  • Edible starchy root

Warabi & Ho’io Edible Fern

  • Edible fiddlehead fern
  • Needs shade

‘Ulu (Breadfruit)

The base of Perennial Food Forest in Hawaii

Breadfruit was one of the main starch of Hawaii’s diet prior to introdution of rice and introduction of wheat. Nowadays, cultivation of rice is practically not existent in Hawaii and ‘ulu remains as one of the main local sources of starch, along with taro. It is known that groves of ‘ulu used to cover vast areas of land in the Hawaiian Islands and thoughtout the Pacifc, with other understory crops cultivated below. ‘Ulu is consumed in nature when ripe, or cooked in dishes such as ‘ulu chips, baked with butter, ‘ulu salad, or proccessed in products such as ‘ulu four.

The Perennial Forest would consist of Over-Story Climax Species
(tall trees), Understory Species (small trees), and Ground Cover
Shade Tolerant Species.


tons/acre/year of diverse crop, mainly ‘Ulu (Breadfruit) at ultimate build out.


Greater average yield harvested than conventional farming methods.


Medium to low level of Maintenance and man power needed.

Long Term Planning

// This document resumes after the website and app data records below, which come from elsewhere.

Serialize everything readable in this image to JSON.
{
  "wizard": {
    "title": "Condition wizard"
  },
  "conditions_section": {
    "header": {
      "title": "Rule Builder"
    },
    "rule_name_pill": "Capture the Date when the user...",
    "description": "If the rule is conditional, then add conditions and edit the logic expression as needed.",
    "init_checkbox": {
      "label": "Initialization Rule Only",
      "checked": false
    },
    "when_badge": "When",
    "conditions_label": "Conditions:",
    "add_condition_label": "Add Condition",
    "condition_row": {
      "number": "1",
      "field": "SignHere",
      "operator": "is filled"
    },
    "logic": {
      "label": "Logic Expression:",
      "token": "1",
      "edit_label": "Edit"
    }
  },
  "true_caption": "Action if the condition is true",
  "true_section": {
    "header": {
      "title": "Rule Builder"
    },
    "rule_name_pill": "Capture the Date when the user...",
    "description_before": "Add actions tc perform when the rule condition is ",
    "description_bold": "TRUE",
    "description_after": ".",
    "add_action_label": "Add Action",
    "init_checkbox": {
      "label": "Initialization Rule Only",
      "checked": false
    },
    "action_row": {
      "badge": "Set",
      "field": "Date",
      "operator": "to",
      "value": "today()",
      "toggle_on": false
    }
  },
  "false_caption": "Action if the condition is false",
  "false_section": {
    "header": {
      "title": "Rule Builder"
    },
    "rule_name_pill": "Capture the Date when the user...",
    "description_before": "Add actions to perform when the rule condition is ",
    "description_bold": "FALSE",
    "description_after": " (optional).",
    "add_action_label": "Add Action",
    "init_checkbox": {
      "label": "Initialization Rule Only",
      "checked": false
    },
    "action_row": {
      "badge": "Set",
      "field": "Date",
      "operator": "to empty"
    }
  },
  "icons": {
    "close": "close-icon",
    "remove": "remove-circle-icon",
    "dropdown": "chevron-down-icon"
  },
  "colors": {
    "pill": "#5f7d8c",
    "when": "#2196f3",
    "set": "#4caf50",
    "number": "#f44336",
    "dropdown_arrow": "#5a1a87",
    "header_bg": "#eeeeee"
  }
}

Once well established, an ulu only needs to be pruned once a year and harvested 2-3 times per year. Upon each harvest add’l compost should be added around the tree and/or a cover crop of nitrogen-fxing legumes planted. Compost tea can also be added in the proper quantity during that time.

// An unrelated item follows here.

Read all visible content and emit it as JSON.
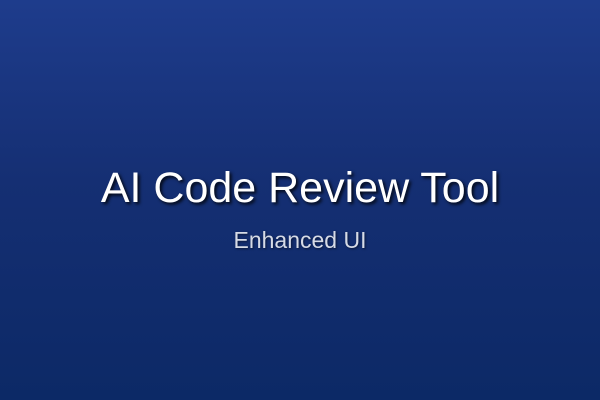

– 1 hour or less to prune per year
– 1 hour or less to harvest, 2-3 times per year
– .25 hour to add compost and compost tea, 2-3 times per year

Total labor should be less than 5 hours per tree per year per person.

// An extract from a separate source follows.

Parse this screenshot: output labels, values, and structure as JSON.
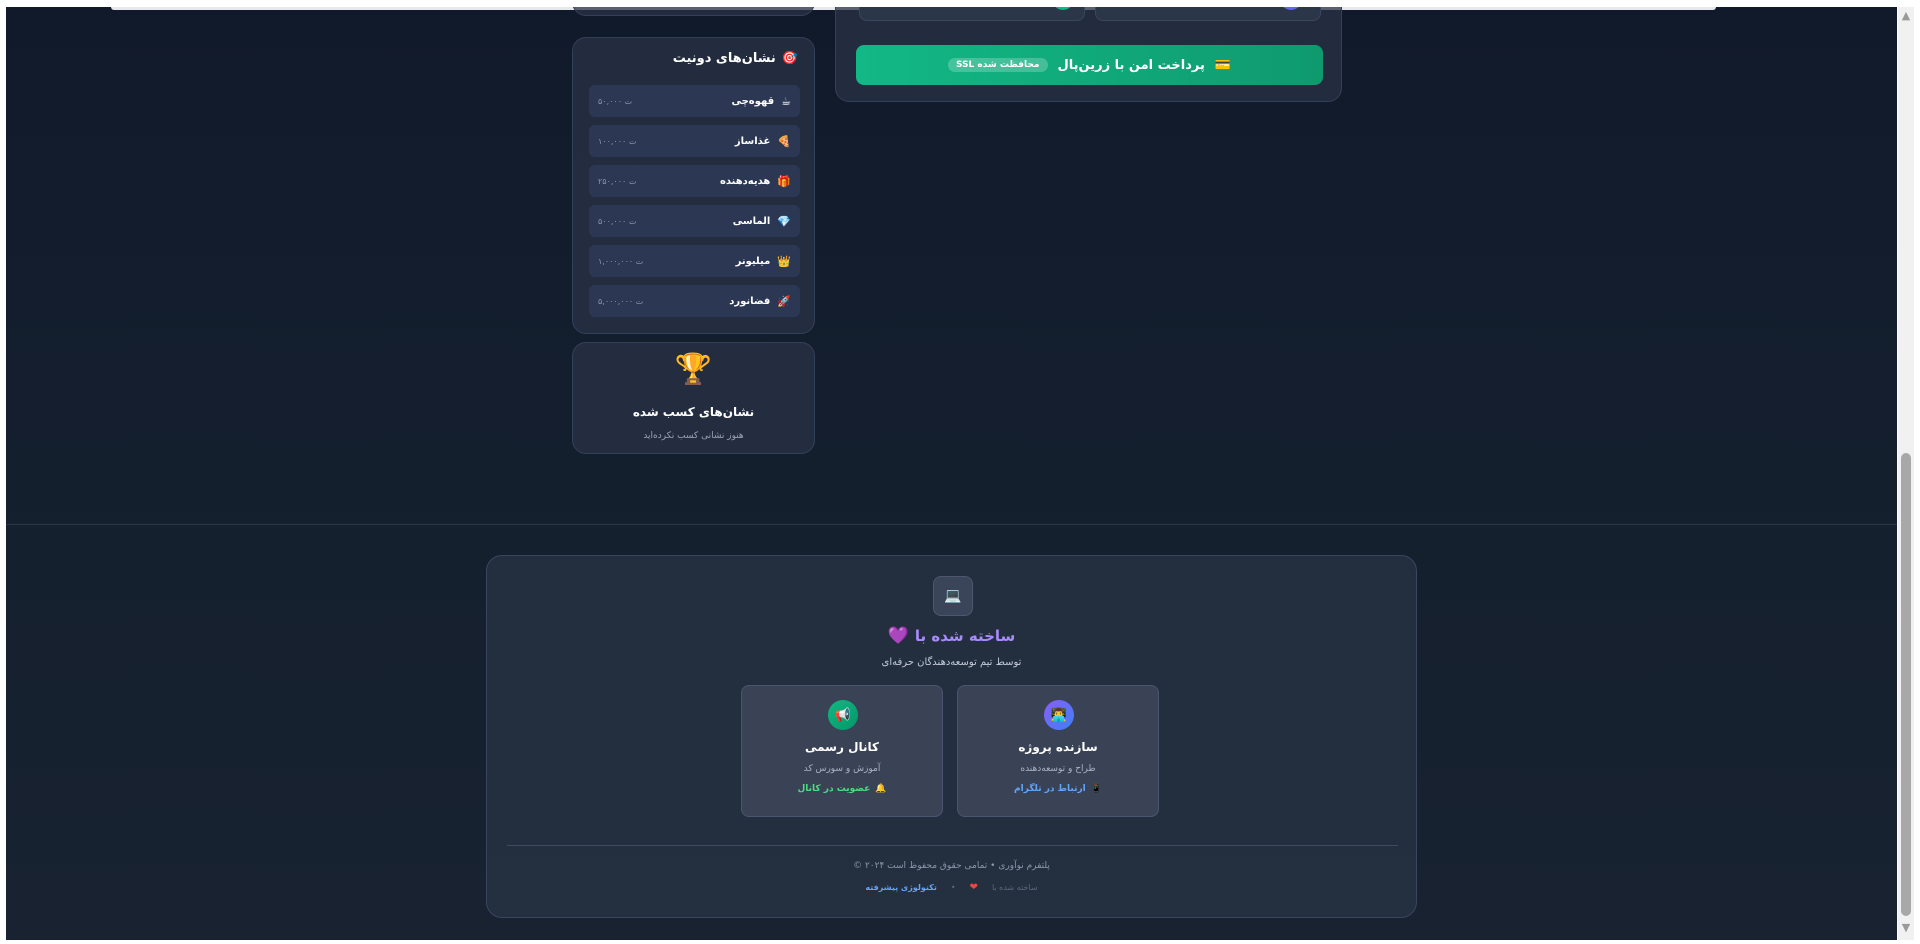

Starting the Forest

How to get ‘Ulu trees?

‘Ulu trees are supplied by diferent organizations, proft and non-proft. The current increase of demand offers an opportunity to enter the breadfruit business, through propagation of breadfruit and cultivation of starter plants in Steward Farms. Another business and technology opportunity is the micropropagation of selected cultivars to maintain desirable qualities.

The preferred methods for propagation of breadfruit are (seeds are not recommended):
  • Root shoots or cuttings
  • Air layering & grafting
  • Micro propagation

Planting should occur at the onset of the rainy season at a density of up to 48 plants per acre, and irrigated as needed for the first 1-3 months of establishment. Trees usually begin fruiting within 2-3 years from planting and will reach optimal fruiting at 5-6 years. With proper care, they can continue fruiting abundantly for over 80 years.


The following nutrients are amounts used on average per acre is usually dependent upon crop, so can range from:


lbs/year/acre for nitrogen


lbs/year/acre for nitrogen


lbs/year/acre for nitrogen


lbs/year/acre for nitrogen

These nutrients can be provided by 100% “green manure” from compost, mulch, biochar, effective microorganisms (EM) and mycelium. Healthy soil is based on biodiversity and a thriving community of microorganisms. Mulch and biochar help with water retention. Mycelium and microbes are great nutrient transport networks and vehicles. The healthier the soil is, the healthier the plants are, which acts as its own pesticide, since pests primarily attack unhealthy, vulnerable plants.

Perennial Forest – Slope Planting

Sloped areas (more than 20%) that are typically not ideal for traditional annual crops are suitable for terraced tree planting using agroforestry system such as Perennial Food Forest, through terrace planting techniques.